Subject Source: Art & Architecture Thesaurus
Found in 8 Collections and/or Records:
Abstract A miscellaneous collection of Civil War material of this Union soldier from Indiana, including enlistment lists, muster roles, war songs, writings, drawings, a diary, genealogical information, and clippings. All materials are photocopies of originals.
Dates: circa 1862-1899; Majority of material found within 1862 - 1869
Overview Photocopy of the songbook "Calhoun Plantation Songs," 3rd ed. (1923) edited by Emily Hollowell, first published in 1901 to raise money for this Lowndes County, Alabama, school for African-Americans, and six postcard views of the school and students, etc.
Overview Letters, newspapers, and miscellaneous documents from the Durst family.

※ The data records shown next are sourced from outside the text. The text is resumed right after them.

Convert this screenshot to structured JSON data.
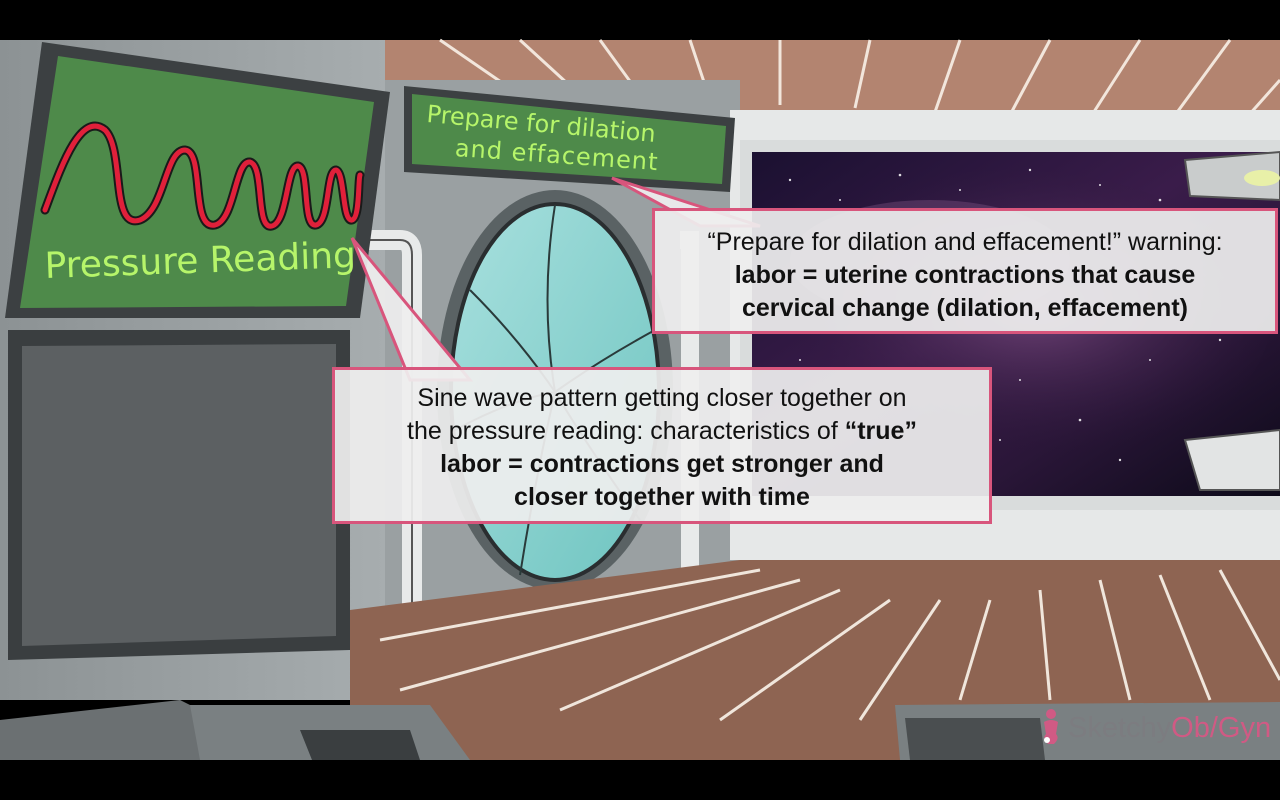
{
  "scene": {
    "pressure_sign_label": "Pressure Reading",
    "prepare_sign_line1": "Prepare for dilation",
    "prepare_sign_line2": "and effacement",
    "colors": {
      "callout_border": "#d8557c",
      "sign_text": "#b6f56a",
      "sign_wave": "#e0203a",
      "sign_screen": "#4e8a4a"
    }
  },
  "callouts": {
    "top": {
      "line1": "“Prepare for dilation and effacement!” warning:",
      "line2": "labor = uterine contractions that cause",
      "line3": "cervical change (dilation, effacement)"
    },
    "mid": {
      "line1": "Sine wave pattern getting closer together on",
      "line2_normal": "the pressure reading: characteristics of ",
      "line2_bold": "“true”",
      "line3": "labor = contractions get stronger and",
      "line4": "closer together with time"
    }
  },
  "logo": {
    "text_part1": "Sketchy",
    "text_part2": "Ob/Gyn",
    "icon": "figure-icon"
  }
}
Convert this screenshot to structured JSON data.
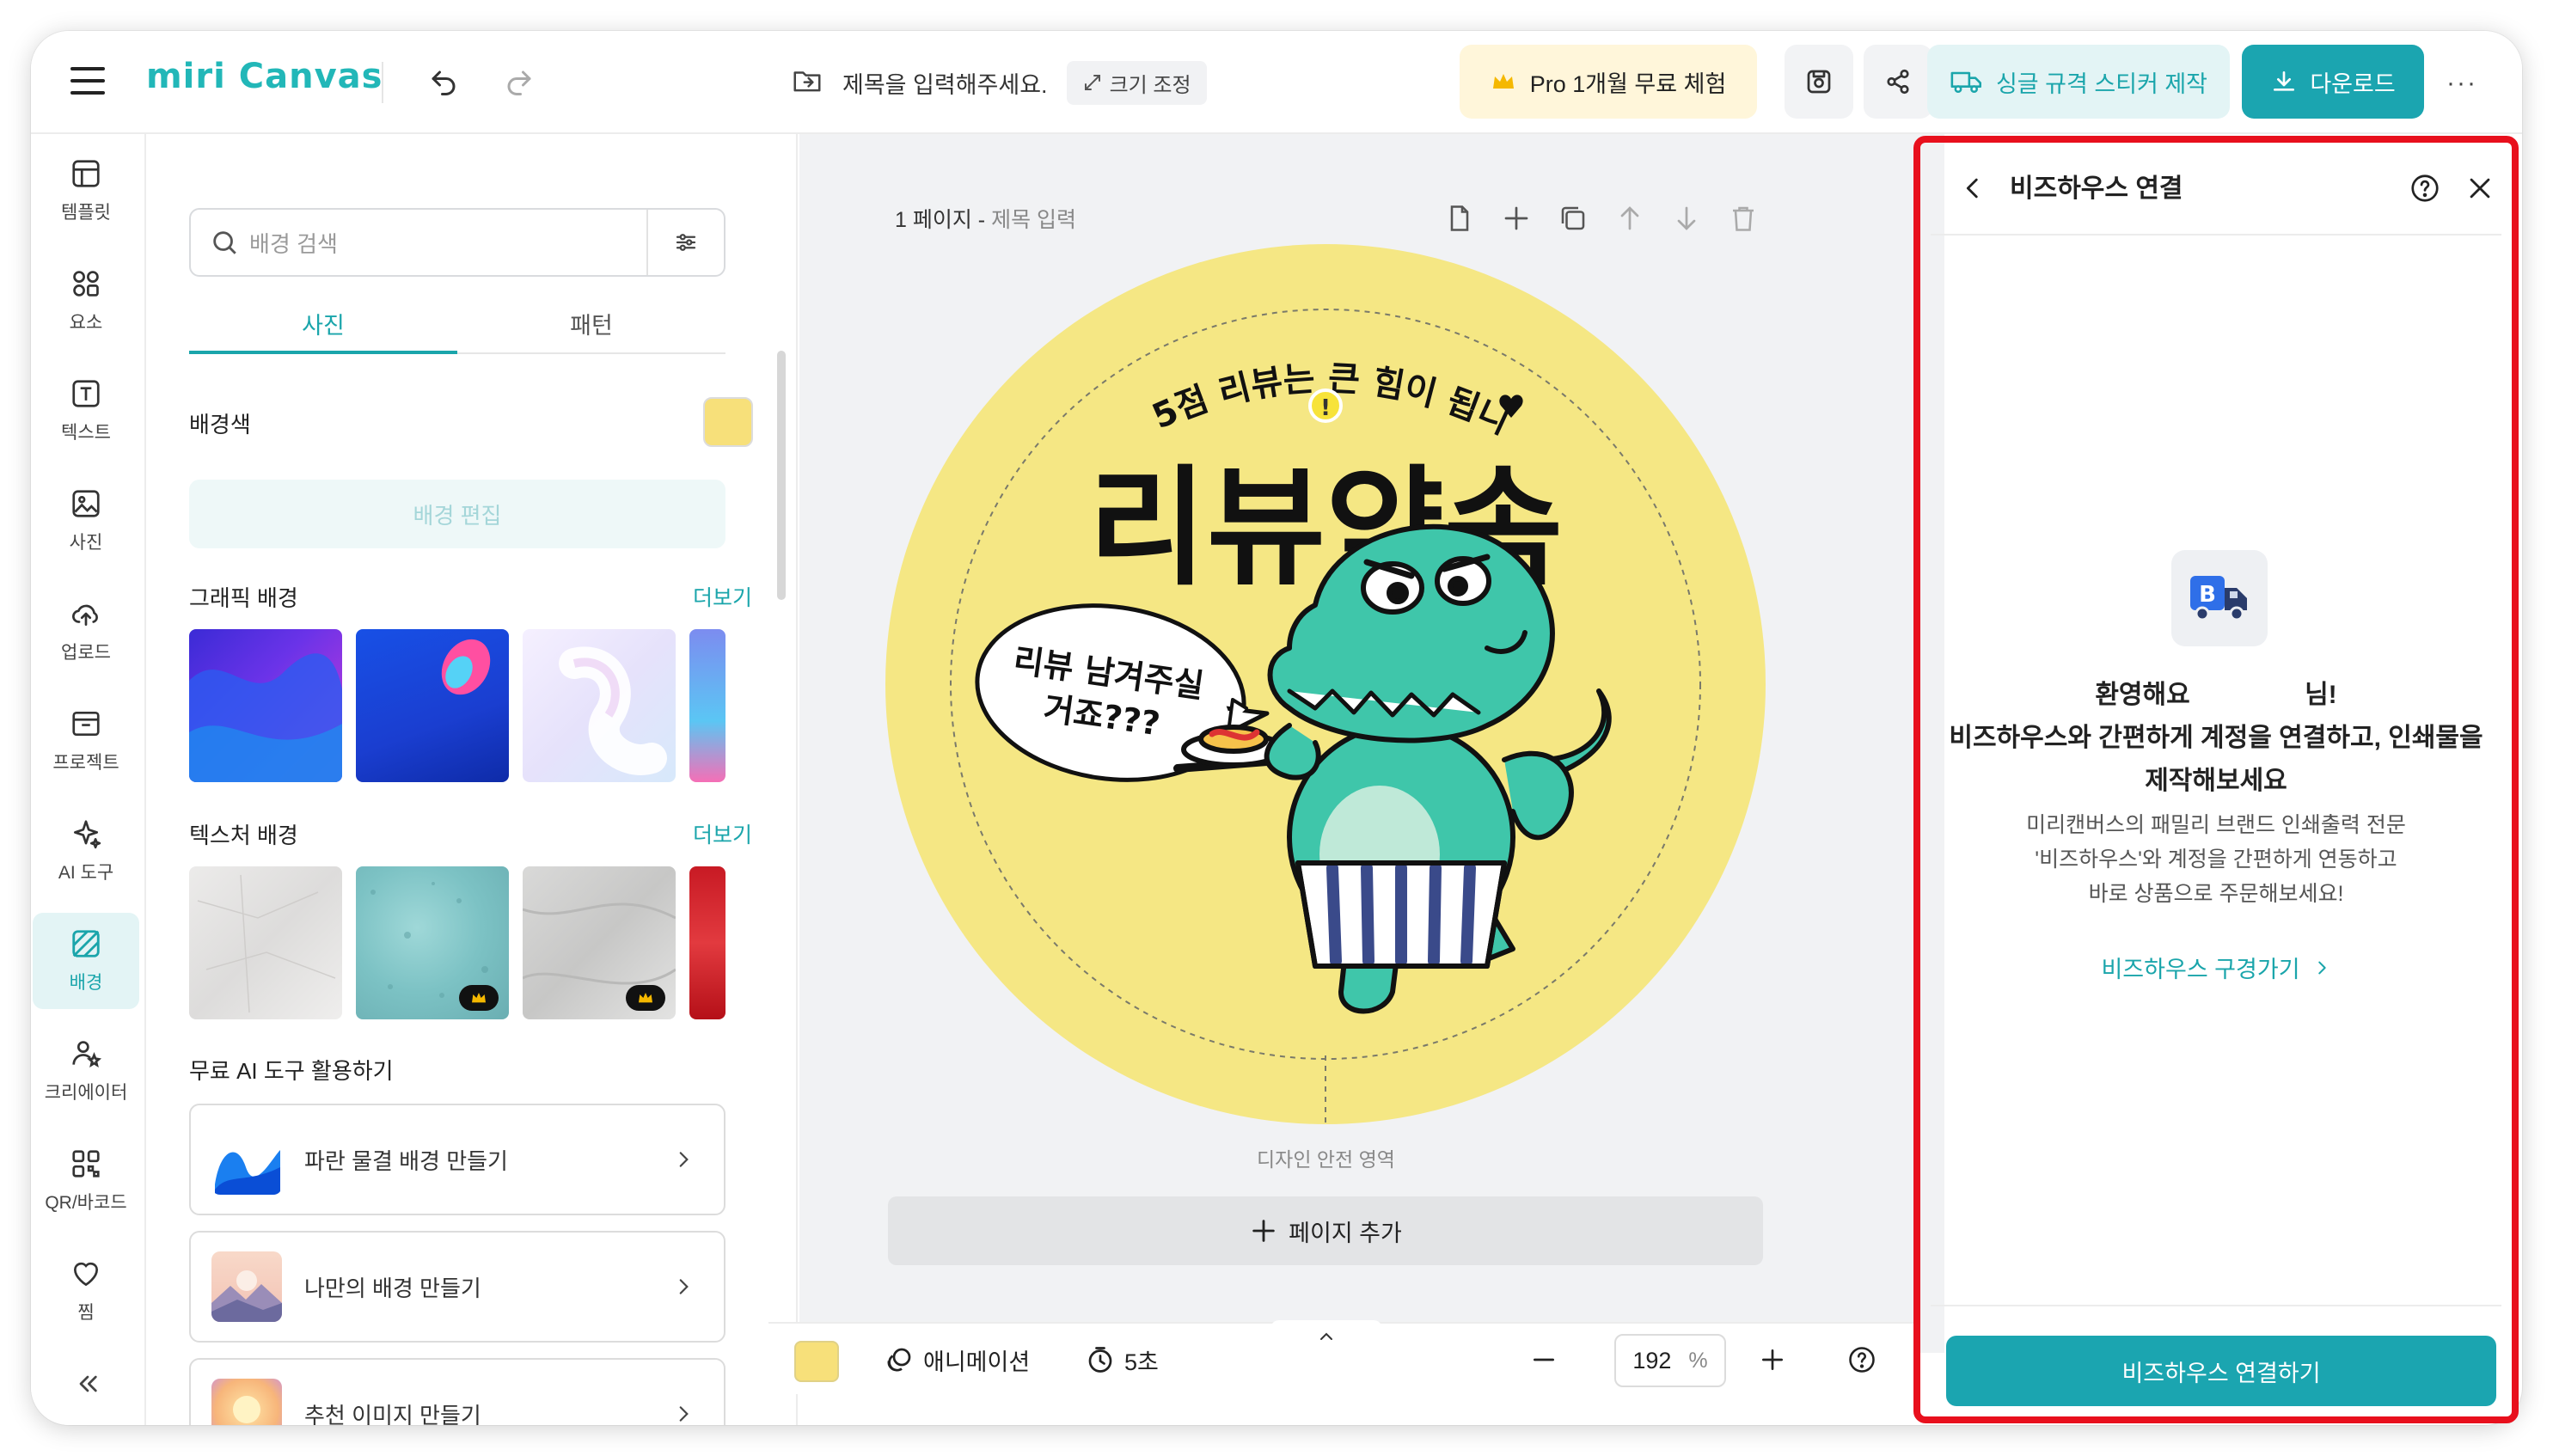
{
  "header": {
    "logo": "miri Canvas",
    "doc_title": "제목을 입력해주세요.",
    "resize_label": "크기 조정",
    "pro_trial_label": "Pro 1개월 무료 체험",
    "sticker_label": "싱글 규격 스티커 제작",
    "download_label": "다운로드",
    "more_label": "···"
  },
  "rail": {
    "items": [
      {
        "label": "템플릿",
        "icon": "template-icon"
      },
      {
        "label": "요소",
        "icon": "elements-icon"
      },
      {
        "label": "텍스트",
        "icon": "text-icon"
      },
      {
        "label": "사진",
        "icon": "photo-icon"
      },
      {
        "label": "업로드",
        "icon": "upload-icon"
      },
      {
        "label": "프로젝트",
        "icon": "project-icon"
      },
      {
        "label": "AI 도구",
        "icon": "ai-tool-icon"
      },
      {
        "label": "배경",
        "icon": "background-icon",
        "active": true
      },
      {
        "label": "크리에이터",
        "icon": "creator-icon"
      },
      {
        "label": "QR/바코드",
        "icon": "qr-icon"
      },
      {
        "label": "찜",
        "icon": "heart-icon"
      }
    ]
  },
  "panel": {
    "search_placeholder": "배경 검색",
    "tabs": [
      "사진",
      "패턴"
    ],
    "active_tab": "사진",
    "bg_color_label": "배경색",
    "bg_color": "#f7e07a",
    "bg_edit_label": "배경 편집",
    "graphic_title": "그래픽 배경",
    "texture_title": "텍스처 배경",
    "more_link": "더보기",
    "ai_title": "무료 AI 도구 활용하기",
    "ai_cards": [
      {
        "label": "파란 물결 배경 만들기"
      },
      {
        "label": "나만의 배경 만들기"
      },
      {
        "label": "추천 이미지 만들기"
      }
    ]
  },
  "canvas": {
    "page_label": "1 페이지 - ",
    "page_sub": "제목 입력",
    "design": {
      "top_text": "별 5점 리뷰는 큰 힘이 됩니다",
      "heading": "리뷰약속",
      "bubble_line1": "리뷰 남겨주실",
      "bubble_line2": "거죠???",
      "circle_color": "#f5e784"
    },
    "safe_area_label": "디자인 안전 영역",
    "add_page_label": "페이지 추가"
  },
  "bottom_bar": {
    "animation_label": "애니메이션",
    "duration_label": "5초",
    "zoom_value": "192",
    "zoom_unit": "%"
  },
  "right_panel": {
    "title": "비즈하우스 연결",
    "welcome_line1": "환영해요                님!",
    "welcome_line2": "비즈하우스와 간편하게 계정을 연결하고, 인쇄물을",
    "welcome_line3": "제작해보세요",
    "desc_line1": "미리캔버스의 패밀리 브랜드 인쇄출력 전문",
    "desc_line2": "'비즈하우스'와 계정을 간편하게 연동하고",
    "desc_line3": "바로 상품으로 주문해보세요!",
    "link_label": "비즈하우스 구경가기",
    "connect_label": "비즈하우스 연결하기",
    "highlight_color": "#e8101d"
  },
  "colors": {
    "accent": "#1ba5b0",
    "pro_bg": "#fff6da"
  }
}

There is also a World War One era panoramic photograph and United Stated Service, or Blue Star Mother's flag.
Dates: 1708-1977; Majority of material found within 1861 - 1868
Overview Teaching materials and clippings gathered by a Birmingham, Alabama, school teacher for use in her classroom, and in the course of her own education
File — Box 4265.001, Folder: 16
Scope and Contents This file contains one page of heavy paper or card stock with handwritten music and lyrics to the Christian hymn "I Have Found a Hiding Place," which was originally written by American evangelist Charles Weigle in 1942. The verses are intact, but the bottom right-hand portion of the page is missing, along with some of the words to the song's chorus.
Dates: after 1942
File — Box 4265.001, Folder: 12
Scope and Contents This file contains a handwritten version of the 1896 folk song "In the Baggage Coach Ahead." The song, by African American songwriter Gussie Davis, is about a man riding a train with his infant child who tells the other passengers that his wife "is dead in the coach ahead." There are five verses of the song included here.
Dates: after 1896
File — Box 4265.001, Folder: 11
Scope and Contents This file contains the handwritten lyrics to a song about "Poor Billy Bryan," a "young demagogue" who intends to run for president as a Democrat against "McKinley." Notes at the top indicate that it is written "in the negro dialect" and is to be sung to the tune of "Old Uncle Ned." The narrators of the song do not support Bryan, saying that "as president to trust him we's [sic] afraid" and declaring they will vote for McKinley of Ohio, who, they sing, "will guard us in our rights by all his...
Dates: circa 1896
File — Box 4265.001, Folder: 10
Scope and Contents This file contains a handwritten copy of the lyrics to the 1894 Christian song "The Great Judgment Morning," originally written by Bert Shadduck.
Dates: after 1894